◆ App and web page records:
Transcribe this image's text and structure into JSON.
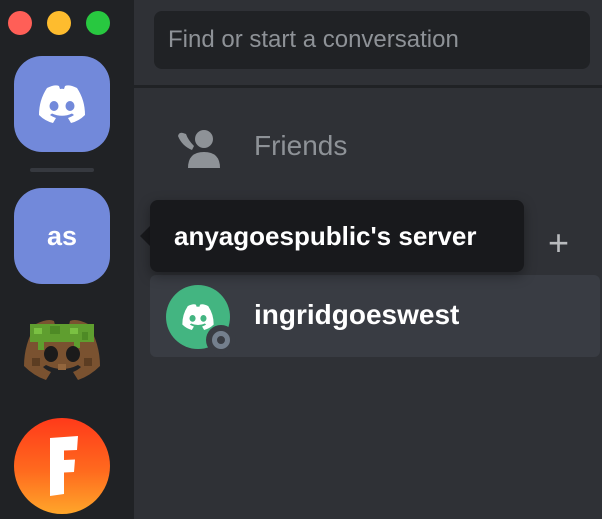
{
  "window": {
    "traffic_lights": [
      "close",
      "minimize",
      "zoom"
    ]
  },
  "servers": {
    "home": {
      "icon": "discord-logo-icon"
    },
    "anya": {
      "label": "as",
      "tooltip": "anyagoespublic's server"
    },
    "minecraft": {
      "icon": "minecraft-discord-icon"
    },
    "fortnite": {
      "icon": "fortnite-f-icon"
    }
  },
  "search": {
    "placeholder": "Find or start a conversation"
  },
  "nav": {
    "friends_label": "Friends"
  },
  "dm_section": {
    "add_icon": "plus-icon"
  },
  "direct_messages": [
    {
      "name": "ingridgoeswest",
      "status": "offline"
    }
  ],
  "colors": {
    "blurple": "#7289da",
    "green_avatar": "#43b581",
    "rail": "#202225",
    "main": "#2f3136",
    "tooltip_bg": "#18191c",
    "offline_grey": "#747f8d"
  }
}
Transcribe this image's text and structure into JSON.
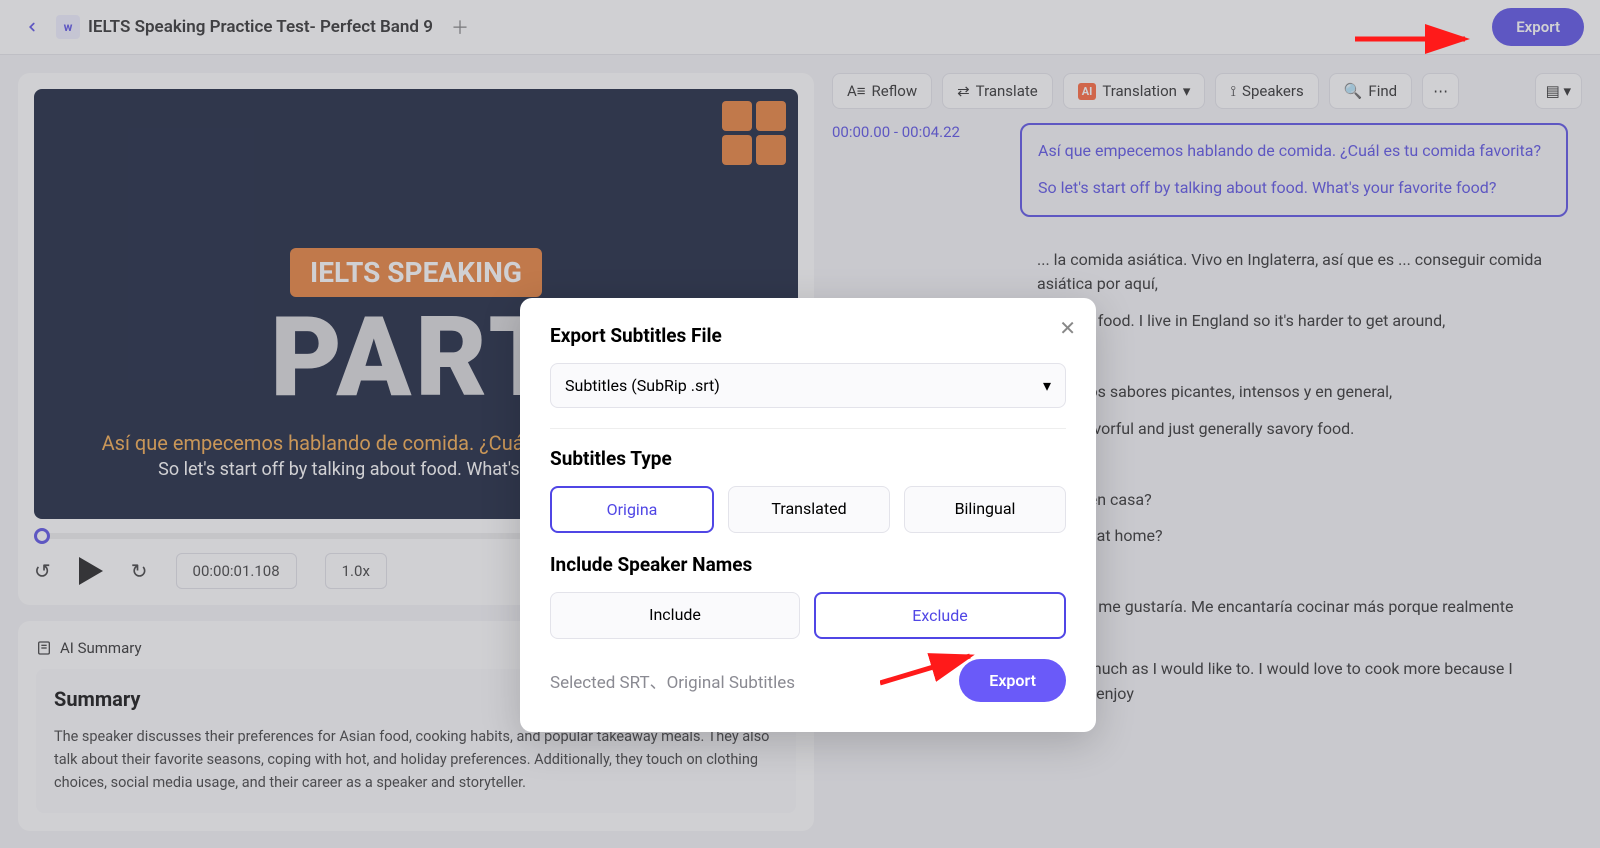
{
  "header": {
    "doc_title": "IELTS Speaking Practice Test- Perfect Band 9",
    "export_label": "Export"
  },
  "video": {
    "badge": "IELTS SPEAKING",
    "part": "PART",
    "sub_es": "Así que empecemos hablando de comida. ¿Cuál es tu comida favorita?",
    "sub_en": "So let's start off by talking about food. What's your favorite food?",
    "timecode": "00:00:01.108",
    "speed": "1.0x"
  },
  "summary": {
    "tab": "AI Summary",
    "title": "Summary",
    "body": "The speaker discusses their preferences for Asian food, cooking habits, and popular takeaway meals. They also talk about their favorite seasons, coping with hot, and holiday preferences. Additionally, they touch on clothing choices, social media usage, and their career as a speaker and storyteller."
  },
  "toolbar": {
    "reflow": "Reflow",
    "translate": "Translate",
    "translation": "Translation",
    "speakers": "Speakers",
    "find": "Find"
  },
  "transcript": [
    {
      "ts": "00:00.00 - 00:04.22",
      "es": "Así que empecemos hablando de comida. ¿Cuál es tu comida favorita?",
      "en": "So let's start off by talking about food. What's your favorite food?",
      "active": true
    },
    {
      "ts": "",
      "es": "... la comida asiática. Vivo en Inglaterra, así que es ... conseguir comida asiática por aquí,",
      "en": "... Asian food. I live in England so it's harder to get around,",
      "active": false
    },
    {
      "ts": "",
      "es": "...stan los sabores picantes, intensos y en general,",
      "en": "...icy, flavorful and just generally savory food.",
      "active": false
    },
    {
      "ts": "",
      "es": "...ucho en casa?",
      "en": "...k a lot at home?",
      "active": false
    },
    {
      "ts": "",
      "es": "... como me gustaría. Me encantaría cocinar más porque realmente disfruto",
      "en": "Not as much as I would like to. I would love to cook more because I actually enjoy",
      "active": false
    }
  ],
  "modal": {
    "title": "Export Subtitles File",
    "format": "Subtitles (SubRip .srt)",
    "type_label": "Subtitles Type",
    "types": [
      "Origina",
      "Translated",
      "Bilingual"
    ],
    "speaker_label": "Include Speaker Names",
    "speaker_opts": [
      "Include",
      "Exclude"
    ],
    "selected_text": "Selected SRT、Original Subtitles",
    "export_label": "Export"
  }
}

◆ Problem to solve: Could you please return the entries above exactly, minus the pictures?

◆ Result for this exercise:
Transcribe this image's text and structure into JSON.
{
  "window": {
    "traffic_lights": [
      "close",
      "minimize",
      "zoom"
    ]
  },
  "servers": {
    "home": {
      "icon": "discord-logo-icon"
    },
    "anya": {
      "label": "as",
      "tooltip": "anyagoespublic's server"
    },
    "minecraft": {
      "icon": "minecraft-discord-icon"
    },
    "fortnite": {
      "icon": "fortnite-f-icon"
    }
  },
  "search": {
    "placeholder": "Find or start a conversation"
  },
  "nav": {
    "friends_label": "Friends"
  },
  "dm_section": {
    "add_icon": "plus-icon"
  },
  "direct_messages": [
    {
      "name": "ingridgoeswest",
      "status": "offline"
    }
  ],
  "colors": {
    "blurple": "#7289da",
    "green_avatar": "#43b581",
    "rail": "#202225",
    "main": "#2f3136",
    "tooltip_bg": "#18191c",
    "offline_grey": "#747f8d"
  }
}
Transcribe this image's text and structure into JSON.
{
  "header": {
    "doc_title": "IELTS Speaking Practice Test- Perfect Band 9",
    "export_label": "Export"
  },
  "video": {
    "badge": "IELTS SPEAKING",
    "part": "PART",
    "sub_es": "Así que empecemos hablando de comida. ¿Cuál es tu comida favorita?",
    "sub_en": "So let's start off by talking about food. What's your favorite food?",
    "timecode": "00:00:01.108",
    "speed": "1.0x"
  },
  "summary": {
    "tab": "AI Summary",
    "title": "Summary",
    "body": "The speaker discusses their preferences for Asian food, cooking habits, and popular takeaway meals. They also talk about their favorite seasons, coping with hot, and holiday preferences. Additionally, they touch on clothing choices, social media usage, and their career as a speaker and storyteller."
  },
  "toolbar": {
    "reflow": "Reflow",
    "translate": "Translate",
    "translation": "Translation",
    "speakers": "Speakers",
    "find": "Find"
  },
  "transcript": [
    {
      "ts": "00:00.00 - 00:04.22",
      "es": "Así que empecemos hablando de comida. ¿Cuál es tu comida favorita?",
      "en": "So let's start off by talking about food. What's your favorite food?",
      "active": true
    },
    {
      "ts": "",
      "es": "... la comida asiática. Vivo en Inglaterra, así que es ... conseguir comida asiática por aquí,",
      "en": "... Asian food. I live in England so it's harder to get around,",
      "active": false
    },
    {
      "ts": "",
      "es": "...stan los sabores picantes, intensos y en general,",
      "en": "...icy, flavorful and just generally savory food.",
      "active": false
    },
    {
      "ts": "",
      "es": "...ucho en casa?",
      "en": "...k a lot at home?",
      "active": false
    },
    {
      "ts": "",
      "es": "... como me gustaría. Me encantaría cocinar más porque realmente disfruto",
      "en": "Not as much as I would like to. I would love to cook more because I actually enjoy",
      "active": false
    }
  ],
  "modal": {
    "title": "Export Subtitles File",
    "format": "Subtitles (SubRip .srt)",
    "type_label": "Subtitles Type",
    "types": [
      "Origina",
      "Translated",
      "Bilingual"
    ],
    "speaker_label": "Include Speaker Names",
    "speaker_opts": [
      "Include",
      "Exclude"
    ],
    "selected_text": "Selected SRT、Original Subtitles",
    "export_label": "Export"
  }
}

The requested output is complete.